Using a very low distortion, discrete Class A front end and voltage amplifier of my own design, the single-ended output is DC-coupled into a pair of triodes (both enclosed in the 6SL7 bulb). These triodes are set up for maximum thermionic action which in tandem produces both the necessary drive and output biasing for a pair of complementary push-pull output current multipliers. Their output signals are then passively summed for the speaker output. The tubes are continuously operated at or near electron-emissive saturation which produces the pleasing, slightly non-linear tube overload characteristics Mr. Hamm says are required for the tube sound. The other condition he emphasizes is that the tubes must be interfaced directly with the speakers. Hence, the tubes receive a reflected and proportional DC load as they play into the output current multipliers.

This interfaces the speaker output with the near-saturated thermionic tube conditions and creates the undeniable and authentic 'all tube' sound. In fact, this approach surpasses most challengers in accuracy, clarity, imaging and presence etc. Again, an added benefit to the thermionic discovery is that the tubes are carefully balanced with each other to create desirable output auto-biasing for open-loop operation. They naturally produce more bias at the crossover point and less bias at full power, eliminating both common problems in open-ended designs: 1) under-bias at crossover and 2) over-bias at large signal excursion. The fact that the tubes are run only thermionically enables them to be used at a zero bias, saturated condition with no chance of any degradation over time. Tubes used in this manner have an almost unlimited life expectancy, on par with the other active components in the circuitry. An added benefit: Since the tubes are operating at full speaker AC line level, there are virtually no microphonics as compared with conventional tube amps."

"For those who are wondering, the answer is yes, parts of this description apply to my rare 300B-based A100 monoblock amplifiers, but not all. The A100 is not simply a single-ended version of the 2250's output circuit with a 300B inserted. I prefer to keep a few things under wraps -:)

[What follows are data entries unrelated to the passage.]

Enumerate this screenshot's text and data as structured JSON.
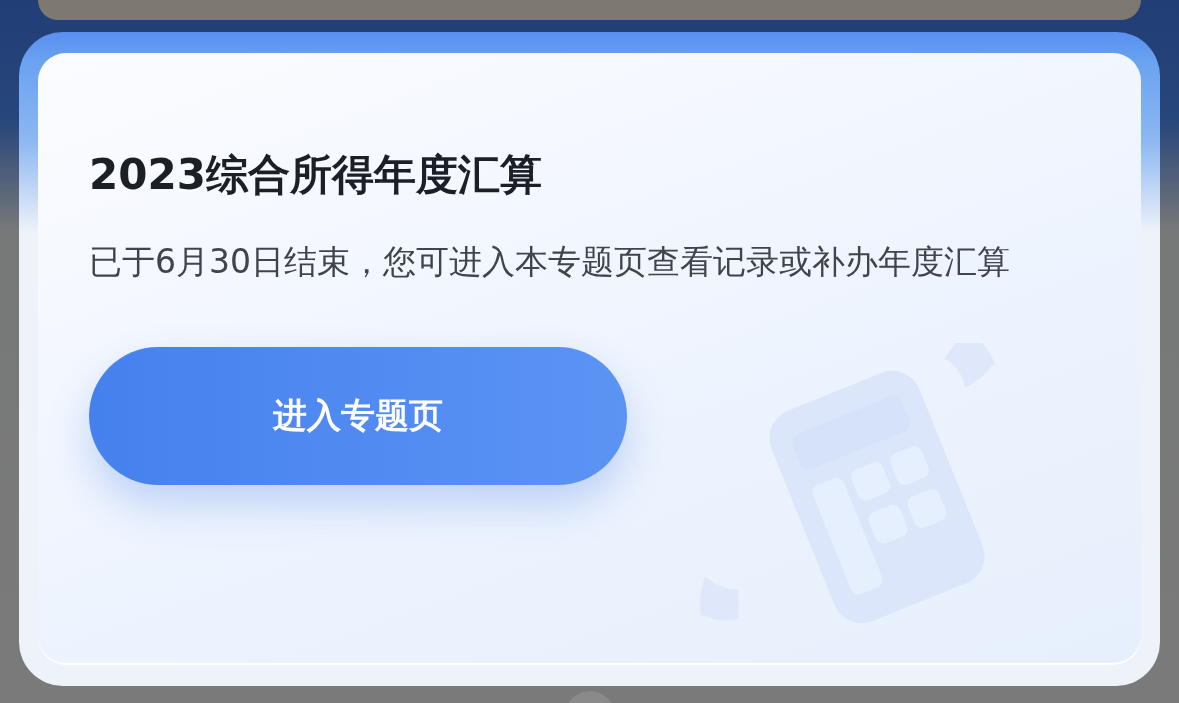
{
  "card": {
    "title": "2023综合所得年度汇算",
    "description": "已于6月30日结束，您可进入本专题页查看记录或补办年度汇算",
    "button": {
      "label": "进入专题页"
    }
  }
}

The benefits of the new Butler Thermionic vacuum tube technology are many, but here are a few or the main points:

  • No output transformer
  • Power amplifiers of any practical wattage level can be readily designed with this technology.
  • No excessively high voltages. High quality lower-voltage-rated supporting components may generally be used (resistors, capacitors, diodes etc.)
  • Drastic weight reduction. (Allows for 5 channels x 150w or more in a single chassis as in our 48 lb. TDB-5150 model)
  • No maintenance. No periodic bias adjustments or re-tubing required. The amp may be left on continuously or switched via internal relay as desired by the customer.
  • Low heat production. The thermionic tube auto biasing reduces operating and standby idling temperatures to about the same or lower than solid state amps of similar power ratings.
  • All Tube sound: This proven new vacuum tube technology delivers as promised!"

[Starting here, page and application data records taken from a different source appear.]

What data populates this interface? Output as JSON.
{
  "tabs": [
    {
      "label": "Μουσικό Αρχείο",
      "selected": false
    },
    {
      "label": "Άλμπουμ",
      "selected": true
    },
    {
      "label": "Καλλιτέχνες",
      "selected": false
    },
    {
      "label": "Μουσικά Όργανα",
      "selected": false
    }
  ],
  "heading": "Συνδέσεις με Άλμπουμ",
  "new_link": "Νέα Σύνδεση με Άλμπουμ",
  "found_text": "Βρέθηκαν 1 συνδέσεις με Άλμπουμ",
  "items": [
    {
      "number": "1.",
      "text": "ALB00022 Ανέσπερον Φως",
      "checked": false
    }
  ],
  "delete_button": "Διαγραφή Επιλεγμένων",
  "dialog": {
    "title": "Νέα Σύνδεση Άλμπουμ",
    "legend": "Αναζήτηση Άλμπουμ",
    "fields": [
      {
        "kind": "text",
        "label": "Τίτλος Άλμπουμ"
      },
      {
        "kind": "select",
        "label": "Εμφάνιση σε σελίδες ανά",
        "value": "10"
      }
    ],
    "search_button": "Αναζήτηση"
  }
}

What started off as simply another amplifier review had, with the appearance of this whitiest of papers, turned into something else - my first taste of what appears to be a truly novel implementation of tubes in consumer audio. With the designer's explanation delivered a priori rather than in a manufacturer's reply, we're now in the enviable position to test the implicit claim that a 250-watt power amplifier with two small-signal tubes can mimic, clone or elicit the instantly recognizable sound of a 'pure' (or better perhaps, traditional) zero-feedback SET or push/pull tube amplifier that employs regular output tubes and output transformers. I've decided that the above explanation was way too interesting to withhold until the review proper, hence this sneak peek not so much at the amplifier under review but the technology that drives it. More soon, with thanks in the meantime to Mr. Butler for giving our readers more than the somewhat opaque explanations thus far published on his website for reasons of intellectual property rights protection. Gracias, BK.